Google is working on versions of its services, such as YouTube and Gmail, that are specifically aimed at children.
The increasingly digital world we live in has changed the way that young people communicate. These days, youngsters know how to use an ipad (or rack up a huge bill for tablet gaming) before they know how to write. They talk text lingo better than they speak English. They speak to their friends more on social media than they do in real life. As well as the new revenue opportunities this presents, there are concerns about young people’s safety with recent high profile online child grooming cases showing the risks of the world wide web. So Google – ever one to stay ahead of the curve – are starting to think about how they better engage and profit from young users in a safe way.
Google+ to add kid pages
Google has been trying to take away market share in the social media world for years now but when it comes to traffic, Google+ is still miles behind Facebook and Twitter. As it stands right now, children under the age of 13 are not allowed to sign up for Google+ according to the terms of service provided by Google which emanate from international legal restrictions to help keep children safe.
What is the problem then?
Living in such a digital and social media range, children understandably want in on the action too. Facebook recently closed heaps of accounts of supposedly over 13 year olds who were in fact not yet 13. The only way Google and other internet giants can try and protect children and stay the right side of the law is by asking for a user’s date of birth and other details at sign up. But this clearly isn’t fool (or child) proof.
So Google have decided to work on versions of its services such as Gmail and YouTube for children only in response to the obvious demand from youngsters; parents too who want their children to socialize online in age appropriate forums; safety concerns; and let’s naively not forget the huge potential un-tapped revenue capacity from online marketing as well as Google seeing an opportunity for their low cost Chromebook laptops to compete with ipads as a learning tool in schools (which is currently very difficult when the Chromebook is entirely based on Google services which under 13s cannot yet access).
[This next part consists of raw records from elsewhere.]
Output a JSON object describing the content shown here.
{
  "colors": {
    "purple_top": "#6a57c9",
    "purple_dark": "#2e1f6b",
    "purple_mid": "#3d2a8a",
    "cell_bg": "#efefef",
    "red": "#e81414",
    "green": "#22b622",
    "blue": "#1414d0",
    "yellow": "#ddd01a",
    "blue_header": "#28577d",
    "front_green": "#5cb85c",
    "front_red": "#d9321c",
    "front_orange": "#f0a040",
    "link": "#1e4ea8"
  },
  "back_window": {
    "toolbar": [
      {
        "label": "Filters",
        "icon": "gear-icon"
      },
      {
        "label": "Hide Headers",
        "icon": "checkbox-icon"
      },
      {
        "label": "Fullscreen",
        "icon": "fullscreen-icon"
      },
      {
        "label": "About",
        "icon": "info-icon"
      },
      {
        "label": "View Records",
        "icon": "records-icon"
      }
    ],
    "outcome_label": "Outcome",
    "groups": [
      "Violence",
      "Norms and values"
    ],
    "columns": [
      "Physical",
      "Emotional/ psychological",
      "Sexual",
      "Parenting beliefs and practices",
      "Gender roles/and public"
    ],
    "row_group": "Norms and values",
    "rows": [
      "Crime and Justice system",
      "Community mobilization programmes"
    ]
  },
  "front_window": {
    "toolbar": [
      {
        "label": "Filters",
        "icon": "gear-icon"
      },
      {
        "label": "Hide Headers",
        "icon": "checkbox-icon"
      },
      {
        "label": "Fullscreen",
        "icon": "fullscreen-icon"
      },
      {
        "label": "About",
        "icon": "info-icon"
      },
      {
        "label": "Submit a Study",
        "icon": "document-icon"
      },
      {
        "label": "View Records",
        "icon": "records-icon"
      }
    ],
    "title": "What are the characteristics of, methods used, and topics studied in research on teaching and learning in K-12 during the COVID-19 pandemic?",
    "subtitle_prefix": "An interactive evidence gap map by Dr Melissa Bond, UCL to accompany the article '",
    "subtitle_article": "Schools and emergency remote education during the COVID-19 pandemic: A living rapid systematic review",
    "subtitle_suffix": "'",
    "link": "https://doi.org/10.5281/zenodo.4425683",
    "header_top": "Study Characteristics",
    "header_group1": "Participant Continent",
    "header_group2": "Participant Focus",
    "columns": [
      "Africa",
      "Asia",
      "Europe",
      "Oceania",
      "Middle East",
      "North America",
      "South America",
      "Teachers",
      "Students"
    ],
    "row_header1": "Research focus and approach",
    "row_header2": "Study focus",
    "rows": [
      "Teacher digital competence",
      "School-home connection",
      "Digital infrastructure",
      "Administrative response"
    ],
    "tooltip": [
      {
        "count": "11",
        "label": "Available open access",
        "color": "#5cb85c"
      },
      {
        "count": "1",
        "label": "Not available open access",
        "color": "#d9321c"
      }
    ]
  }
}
Do you think its a good idea to have children specific online services and social media forums? Or do you think children will still want to use the adult versions? How will children prove they are indeed children to set up an account – will children specific services just be a dangerous playground for child molesters?